Saved entries:
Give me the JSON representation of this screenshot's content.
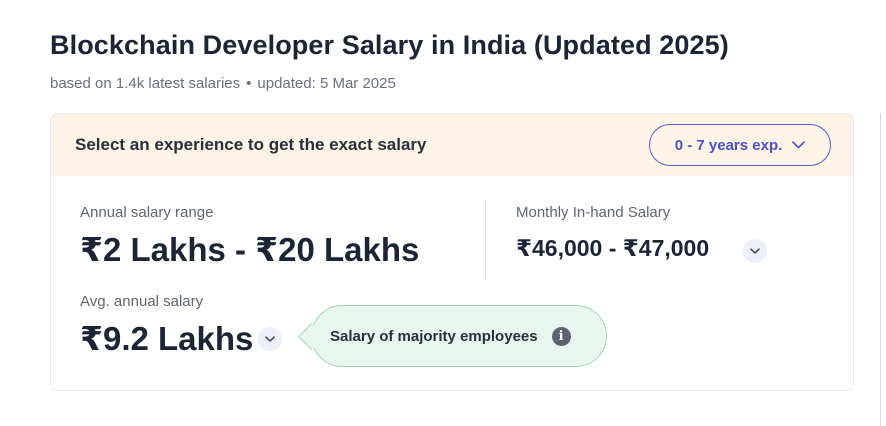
{
  "page": {
    "title": "Blockchain Developer Salary in India (Updated 2025)",
    "subtitle_salaries": "based on 1.4k latest salaries",
    "subtitle_separator": "•",
    "subtitle_updated": "updated: 5 Mar 2025"
  },
  "card": {
    "header_text": "Select an experience to get the exact salary",
    "experience_select": {
      "selected": "0 - 7 years exp.",
      "icon": "chevron-down-icon"
    },
    "annual_range": {
      "label": "Annual salary range",
      "value": "₹2 Lakhs - ₹20 Lakhs"
    },
    "monthly_inhand": {
      "label": "Monthly In-hand Salary",
      "value": "₹46,000 - ₹47,000",
      "icon": "chevron-down-icon"
    },
    "avg_annual": {
      "label": "Avg. annual salary",
      "value": "₹9.2 Lakhs",
      "icon": "chevron-down-icon"
    },
    "tooltip": {
      "text": "Salary of majority employees",
      "icon": "info-icon",
      "icon_glyph": "i"
    }
  },
  "colors": {
    "accent": "#4a53c7",
    "header_bg": "#fdf3e6",
    "tooltip_bg": "#e8f6ef",
    "tooltip_border": "#9fd6b8",
    "text_dark": "#1c2436"
  }
}
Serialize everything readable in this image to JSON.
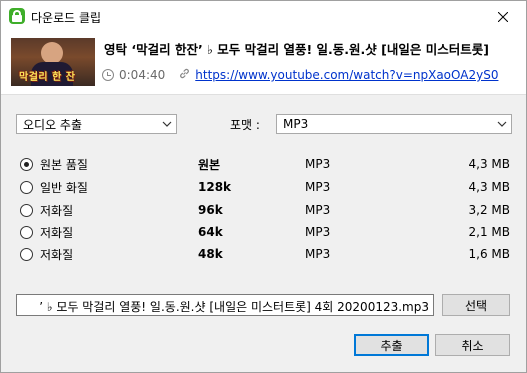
{
  "window": {
    "title": "다운로드 클립"
  },
  "video": {
    "title": "영탁 ‘막걸리 한잔’ ♭ 모두 막걸리 열풍! 일.동.원.샷 [내일은 미스터트롯]",
    "thumbnail_caption": "막걸리 한 잔",
    "duration": "0:04:40",
    "url": "https://www.youtube.com/watch?v=npXaoOA2yS0"
  },
  "mode_select": {
    "value": "오디오 추출"
  },
  "format": {
    "label": "포맷 :",
    "value": "MP3"
  },
  "qualities": [
    {
      "label": "원본 품질",
      "bitrate": "원본",
      "format": "MP3",
      "size": "4,3 MB",
      "selected": true
    },
    {
      "label": "일반 화질",
      "bitrate": "128k",
      "format": "MP3",
      "size": "4,3 MB",
      "selected": false
    },
    {
      "label": "저화질",
      "bitrate": "96k",
      "format": "MP3",
      "size": "3,2 MB",
      "selected": false
    },
    {
      "label": "저화질",
      "bitrate": "64k",
      "format": "MP3",
      "size": "2,1 MB",
      "selected": false
    },
    {
      "label": "저화질",
      "bitrate": "48k",
      "format": "MP3",
      "size": "1,6 MB",
      "selected": false
    }
  ],
  "filename": {
    "value": "’ ♭ 모두 막걸리 열풍! 일.동.원.샷 [내일은 미스터트롯] 4회 20200123.mp3"
  },
  "buttons": {
    "browse": "선택",
    "extract": "추출",
    "cancel": "취소"
  },
  "colors": {
    "app_icon": "#3fae2a",
    "link": "#0033cc",
    "primary_border": "#0078d7"
  },
  "icons": {
    "app": "lock-icon",
    "close": "close-icon",
    "duration": "clock-icon",
    "url": "link-icon",
    "dropdown": "chevron-down-icon"
  }
}
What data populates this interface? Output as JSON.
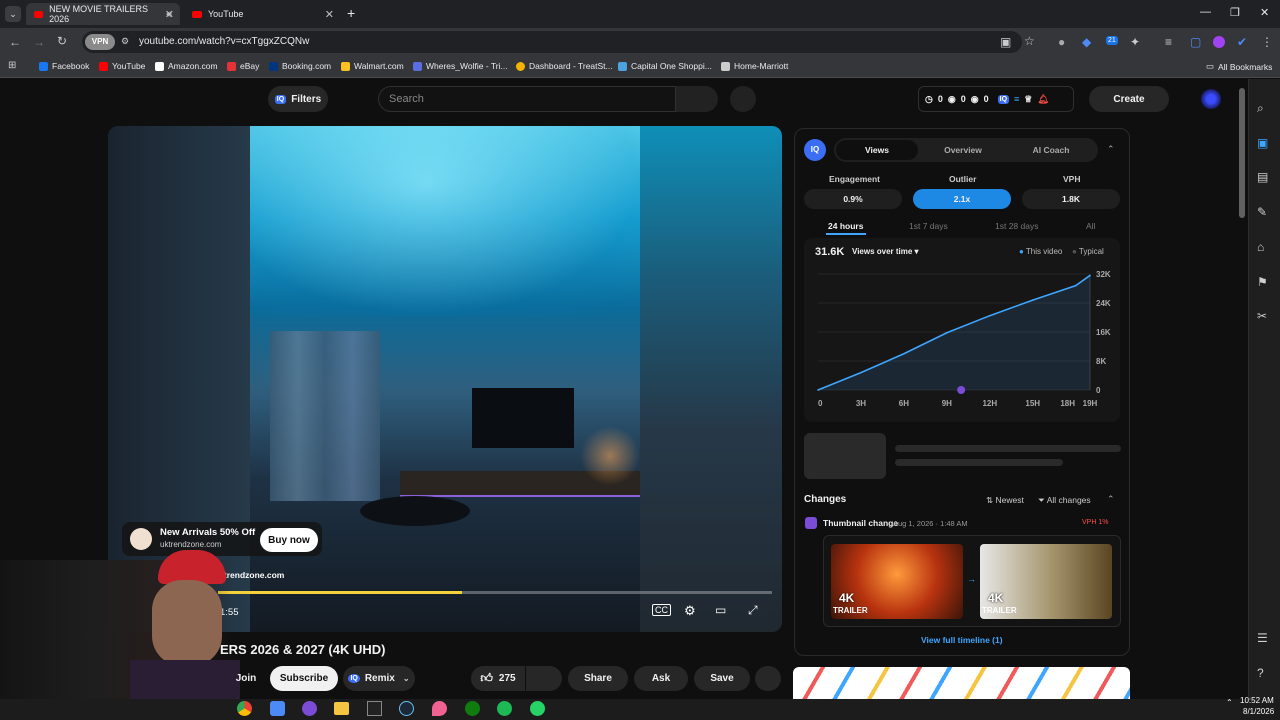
{
  "browser": {
    "tabs": [
      {
        "title": "NEW MOVIE TRAILERS 2026",
        "active": true
      },
      {
        "title": "YouTube",
        "active": false
      }
    ],
    "url": "youtube.com/watch?v=cxTggxZCQNw",
    "vpn_label": "VPN",
    "extension_badge": "21",
    "bookmarks": [
      {
        "label": "Facebook",
        "color": "#1877f2"
      },
      {
        "label": "YouTube",
        "color": "#ff0000"
      },
      {
        "label": "Amazon.com",
        "color": "#ffffff"
      },
      {
        "label": "eBay",
        "color": "#e53238"
      },
      {
        "label": "Booking.com",
        "color": "#003580"
      },
      {
        "label": "Walmart.com",
        "color": "#ffc220"
      },
      {
        "label": "Wheres_Wolfie - Tri...",
        "color": "#5b6ee1"
      },
      {
        "label": "Dashboard - TreatSt...",
        "color": "#f4b400"
      },
      {
        "label": "Capital One Shoppi...",
        "color": "#4aa3df"
      },
      {
        "label": "Home-Marriott",
        "color": "#cccccc"
      }
    ],
    "all_bookmarks": "All Bookmarks"
  },
  "header": {
    "filters": "Filters",
    "search_placeholder": "Search",
    "stats": [
      "0",
      "0",
      "0"
    ],
    "create": "Create"
  },
  "video": {
    "ad_title": "New Arrivals 50% Off",
    "ad_domain": "uktrendzone.com",
    "ad_domain2": "uktrendzone.com",
    "buy_now": "Buy now",
    "time": "1:55",
    "progress": 0.44
  },
  "below_video": {
    "title": "ERS 2026 & 2027 (4K UHD)",
    "join": "Join",
    "subscribe": "Subscribe",
    "remix": "Remix",
    "likes": "275",
    "share": "Share",
    "ask": "Ask",
    "save": "Save"
  },
  "panel": {
    "tabs": [
      "Views",
      "Overview",
      "AI Coach"
    ],
    "metrics": [
      {
        "label": "Engagement",
        "value": "0.9%"
      },
      {
        "label": "Outlier",
        "value": "2.1x"
      },
      {
        "label": "VPH",
        "value": "1.8K"
      }
    ],
    "time_tabs": [
      "24 hours",
      "1st 7 days",
      "1st 28 days",
      "All"
    ],
    "total": "31.6K",
    "views_dropdown": "Views over time",
    "legend": [
      "This video",
      "Typical"
    ],
    "changes": {
      "title": "Changes",
      "newest": "Newest",
      "all_changes": "All changes",
      "item_title": "Thumbnail change",
      "item_date": "Aug 1, 2026 · 1:48 AM",
      "item_badge": "VPH 1%",
      "thumb_text_1": "4K",
      "thumb_sub_1": "TRAILER",
      "thumb_text_2": "4K",
      "thumb_sub_2": "TRAILER",
      "view_timeline": "View full timeline (1)"
    }
  },
  "chart_data": {
    "type": "line",
    "x": [
      "0",
      "3H",
      "6H",
      "9H",
      "12H",
      "15H",
      "18H",
      "19H"
    ],
    "x_hours": [
      0,
      3,
      6,
      9,
      12,
      15,
      18,
      19
    ],
    "series": [
      {
        "name": "This video",
        "values": [
          0,
          4800,
          10000,
          15800,
          20500,
          24800,
          28800,
          31600
        ]
      }
    ],
    "ylim": [
      0,
      32000
    ],
    "yticks": [
      "0",
      "8K",
      "16K",
      "24K",
      "32K"
    ],
    "accent": "#3ea6ff"
  },
  "taskbar": {
    "time": "10:52 AM",
    "date": "8/1/2026"
  }
}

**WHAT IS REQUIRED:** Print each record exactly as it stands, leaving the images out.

**ANSWER:**
Give me the JSON representation of this screenshot's content.
{
  "page": {
    "title": "Blockchain Developer Salary in India (Updated 2025)",
    "subtitle_salaries": "based on 1.4k latest salaries",
    "subtitle_separator": "•",
    "subtitle_updated": "updated: 5 Mar 2025"
  },
  "card": {
    "header_text": "Select an experience to get the exact salary",
    "experience_select": {
      "selected": "0 - 7 years exp.",
      "icon": "chevron-down-icon"
    },
    "annual_range": {
      "label": "Annual salary range",
      "value": "₹2 Lakhs - ₹20 Lakhs"
    },
    "monthly_inhand": {
      "label": "Monthly In-hand Salary",
      "value": "₹46,000 - ₹47,000",
      "icon": "chevron-down-icon"
    },
    "avg_annual": {
      "label": "Avg. annual salary",
      "value": "₹9.2 Lakhs",
      "icon": "chevron-down-icon"
    },
    "tooltip": {
      "text": "Salary of majority employees",
      "icon": "info-icon",
      "icon_glyph": "i"
    }
  },
  "colors": {
    "accent": "#4a53c7",
    "header_bg": "#fdf3e6",
    "tooltip_bg": "#e8f6ef",
    "tooltip_border": "#9fd6b8",
    "text_dark": "#1c2436"
  }
}
Serialize everything readable in this image to JSON.
{
  "window": {
    "title": "다운로드 클립"
  },
  "video": {
    "title": "영탁 ‘막걸리 한잔’ ♭ 모두 막걸리 열풍! 일.동.원.샷 [내일은 미스터트롯]",
    "thumbnail_caption": "막걸리 한 잔",
    "duration": "0:04:40",
    "url": "https://www.youtube.com/watch?v=npXaoOA2yS0"
  },
  "mode_select": {
    "value": "오디오 추출"
  },
  "format": {
    "label": "포맷 :",
    "value": "MP3"
  },
  "qualities": [
    {
      "label": "원본 품질",
      "bitrate": "원본",
      "format": "MP3",
      "size": "4,3 MB",
      "selected": true
    },
    {
      "label": "일반 화질",
      "bitrate": "128k",
      "format": "MP3",
      "size": "4,3 MB",
      "selected": false
    },
    {
      "label": "저화질",
      "bitrate": "96k",
      "format": "MP3",
      "size": "3,2 MB",
      "selected": false
    },
    {
      "label": "저화질",
      "bitrate": "64k",
      "format": "MP3",
      "size": "2,1 MB",
      "selected": false
    },
    {
      "label": "저화질",
      "bitrate": "48k",
      "format": "MP3",
      "size": "1,6 MB",
      "selected": false
    }
  ],
  "filename": {
    "value": "’ ♭ 모두 막걸리 열풍! 일.동.원.샷 [내일은 미스터트롯] 4회 20200123.mp3"
  },
  "buttons": {
    "browse": "선택",
    "extract": "추출",
    "cancel": "취소"
  },
  "colors": {
    "app_icon": "#3fae2a",
    "link": "#0033cc",
    "primary_border": "#0078d7"
  },
  "icons": {
    "app": "lock-icon",
    "close": "close-icon",
    "duration": "clock-icon",
    "url": "link-icon",
    "dropdown": "chevron-down-icon"
  }
}
What data populates this interface? Output as JSON.
{
  "browser": {
    "tabs": [
      {
        "title": "NEW MOVIE TRAILERS 2026",
        "active": true
      },
      {
        "title": "YouTube",
        "active": false
      }
    ],
    "url": "youtube.com/watch?v=cxTggxZCQNw",
    "vpn_label": "VPN",
    "extension_badge": "21",
    "bookmarks": [
      {
        "label": "Facebook",
        "color": "#1877f2"
      },
      {
        "label": "YouTube",
        "color": "#ff0000"
      },
      {
        "label": "Amazon.com",
        "color": "#ffffff"
      },
      {
        "label": "eBay",
        "color": "#e53238"
      },
      {
        "label": "Booking.com",
        "color": "#003580"
      },
      {
        "label": "Walmart.com",
        "color": "#ffc220"
      },
      {
        "label": "Wheres_Wolfie - Tri...",
        "color": "#5b6ee1"
      },
      {
        "label": "Dashboard - TreatSt...",
        "color": "#f4b400"
      },
      {
        "label": "Capital One Shoppi...",
        "color": "#4aa3df"
      },
      {
        "label": "Home-Marriott",
        "color": "#cccccc"
      }
    ],
    "all_bookmarks": "All Bookmarks"
  },
  "header": {
    "filters": "Filters",
    "search_placeholder": "Search",
    "stats": [
      "0",
      "0",
      "0"
    ],
    "create": "Create"
  },
  "video": {
    "ad_title": "New Arrivals 50% Off",
    "ad_domain": "uktrendzone.com",
    "ad_domain2": "uktrendzone.com",
    "buy_now": "Buy now",
    "time": "1:55",
    "progress": 0.44
  },
  "below_video": {
    "title": "ERS 2026 & 2027 (4K UHD)",
    "join": "Join",
    "subscribe": "Subscribe",
    "remix": "Remix",
    "likes": "275",
    "share": "Share",
    "ask": "Ask",
    "save": "Save"
  },
  "panel": {
    "tabs": [
      "Views",
      "Overview",
      "AI Coach"
    ],
    "metrics": [
      {
        "label": "Engagement",
        "value": "0.9%"
      },
      {
        "label": "Outlier",
        "value": "2.1x"
      },
      {
        "label": "VPH",
        "value": "1.8K"
      }
    ],
    "time_tabs": [
      "24 hours",
      "1st 7 days",
      "1st 28 days",
      "All"
    ],
    "total": "31.6K",
    "views_dropdown": "Views over time",
    "legend": [
      "This video",
      "Typical"
    ],
    "changes": {
      "title": "Changes",
      "newest": "Newest",
      "all_changes": "All changes",
      "item_title": "Thumbnail change",
      "item_date": "Aug 1, 2026 · 1:48 AM",
      "item_badge": "VPH 1%",
      "thumb_text_1": "4K",
      "thumb_sub_1": "TRAILER",
      "thumb_text_2": "4K",
      "thumb_sub_2": "TRAILER",
      "view_timeline": "View full timeline (1)"
    }
  },
  "chart_data": {
    "type": "line",
    "x": [
      "0",
      "3H",
      "6H",
      "9H",
      "12H",
      "15H",
      "18H",
      "19H"
    ],
    "x_hours": [
      0,
      3,
      6,
      9,
      12,
      15,
      18,
      19
    ],
    "series": [
      {
        "name": "This video",
        "values": [
          0,
          4800,
          10000,
          15800,
          20500,
          24800,
          28800,
          31600
        ]
      }
    ],
    "ylim": [
      0,
      32000
    ],
    "yticks": [
      "0",
      "8K",
      "16K",
      "24K",
      "32K"
    ],
    "accent": "#3ea6ff"
  },
  "taskbar": {
    "time": "10:52 AM",
    "date": "8/1/2026"
  }
}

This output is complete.